The debate created a perception that we may be taking a step backwards rather than forwards. As far as the Executive Board of the University of Twente is concerned, we should be looking for opportunities that strengthen rather than weaken academic education and research.
We recognise the importance of paying more attention to the Dutch language at higher education institutions and consider it necessary to contribute. But it is about finding the right balance. The course initiated in The Hague seems to be mainly aimed at reducing internationalisation, but in a way that also weakens its positive contributions. We find this a worrying development and one that requires adjustment. We hope to see that happening in the coming months.
Minister Dijkgraaf sets to work on a bill and agreements with universities and universities of applied sciences, which should lead to more Dutch-language higher education and may also limit the scope for internationalisation. The details of the bill are not yet clearly articulated, and much will depend on these details. The plans focus mainly on bachelor education, and new legislation is planned to take effect from the 2025-2026 academic year. Until then, nothing will change.
In the debate, minister Dijkgraaf indicated that in bachelor's programmes taught in Dutch, a maximum of one-third of education might soon be taught in English. The number of (new) bachelor's programmes that have English as the language of instruction should also be limited by imposing stricter requirements on when this is and is not allowed. At the moment, it is not yet clear what that standard will look like.
We do expect a strict standard. There was an understanding in Parliament for possible exceptions, for instance, for universities in border regions, study programmes that educate for jobs in sectors with high employment and specific programmes such as university colleges. However, there is also a desire to limit the number of exceptions.
We currently have 22 bachelor’s programmes at UT, 18 of which are English-language. The other programmes are Dutch-speaking but include modules and subjects taught in English. In this way, students in these programmes receive their education from the best academics, with the most appropriate literature. Student appreciation is perennially high; for years, UT has scored among the best universities in the National Student Survey, the most important student satisfaction survey in the Netherlands.
We should be prepared that, for UT programmes, we will again have to substantiate which language of instruction best suits the programme, even though critical consideration has already taken place in the accreditation processes.

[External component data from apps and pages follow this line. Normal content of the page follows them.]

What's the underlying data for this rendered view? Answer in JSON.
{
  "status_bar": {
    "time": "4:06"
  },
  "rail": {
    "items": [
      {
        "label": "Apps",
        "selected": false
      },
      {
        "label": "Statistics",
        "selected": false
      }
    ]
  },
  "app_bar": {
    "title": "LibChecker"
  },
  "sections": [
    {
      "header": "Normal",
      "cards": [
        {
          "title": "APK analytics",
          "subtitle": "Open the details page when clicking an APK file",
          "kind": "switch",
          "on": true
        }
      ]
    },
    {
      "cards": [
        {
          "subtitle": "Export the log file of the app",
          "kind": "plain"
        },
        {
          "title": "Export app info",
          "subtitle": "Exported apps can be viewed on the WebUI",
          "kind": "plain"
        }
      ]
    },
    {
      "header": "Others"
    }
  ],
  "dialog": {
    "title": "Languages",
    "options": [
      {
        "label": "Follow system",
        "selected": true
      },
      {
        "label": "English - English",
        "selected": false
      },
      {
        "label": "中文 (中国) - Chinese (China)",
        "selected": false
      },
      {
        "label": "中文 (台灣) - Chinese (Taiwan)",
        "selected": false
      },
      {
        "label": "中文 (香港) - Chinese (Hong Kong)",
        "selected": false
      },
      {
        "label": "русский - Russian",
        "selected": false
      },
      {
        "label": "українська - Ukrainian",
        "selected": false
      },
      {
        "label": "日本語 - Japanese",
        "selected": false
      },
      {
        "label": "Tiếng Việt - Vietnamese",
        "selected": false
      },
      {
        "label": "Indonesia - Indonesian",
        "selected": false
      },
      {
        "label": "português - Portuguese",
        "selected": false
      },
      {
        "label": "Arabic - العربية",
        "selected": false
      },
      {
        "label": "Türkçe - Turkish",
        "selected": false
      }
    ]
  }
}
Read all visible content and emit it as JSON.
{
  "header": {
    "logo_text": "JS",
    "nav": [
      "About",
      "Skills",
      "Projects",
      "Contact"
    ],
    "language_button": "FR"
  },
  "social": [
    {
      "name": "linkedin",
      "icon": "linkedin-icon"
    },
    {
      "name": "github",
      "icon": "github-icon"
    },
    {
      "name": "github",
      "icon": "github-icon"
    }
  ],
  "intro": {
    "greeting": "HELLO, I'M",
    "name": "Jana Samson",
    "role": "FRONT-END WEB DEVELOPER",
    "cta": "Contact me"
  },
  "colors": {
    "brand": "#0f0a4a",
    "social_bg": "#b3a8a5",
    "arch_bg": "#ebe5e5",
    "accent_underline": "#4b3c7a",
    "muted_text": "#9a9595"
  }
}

Our international community makes a significant contribution to the university we are today: a scientific institution with academic education and research of international excellence, making a societal impact in various ways. For example, through the 58 thousand alumni we have delivered through the years and the more than a thousand startups that have emerged from the entrepreneurial nature of the ecosystem around UT.
We currently have around three thousand international students and twelve hundred international employees at UT. We have more than a hundred nationalities on our campus! It is a great experience every day to be part of such a vibrant and diverse community. The added value of internationalisation for our university is beyond doubt.
Having English-language programmes is also highly relevant from a societal point of view. The labour market demands an influx of international talent because we cannot fill all vacancies with Dutch graduates only. This applies particularly to the ICT and engineering domain, where we mainly educate as a technical university. At companies in these sectors, the working language is often English, which requires graduates to become proficient during their studies.
Naturally, we will make every effort in the administrative consultations to ensure that our vision of internationalisation is incorporated into government policy. Meanwhile, it is also important that internally within the university, we make sure we are well prepared for possible measures. This huge task will demand a lot of time and energy from all of us in the coming period. We realise that bearing in mind the already high workload, this will place a considerable claim on all of us. However, it is an issue of great relevance that can, to a large extent, significantly impact the future of the university.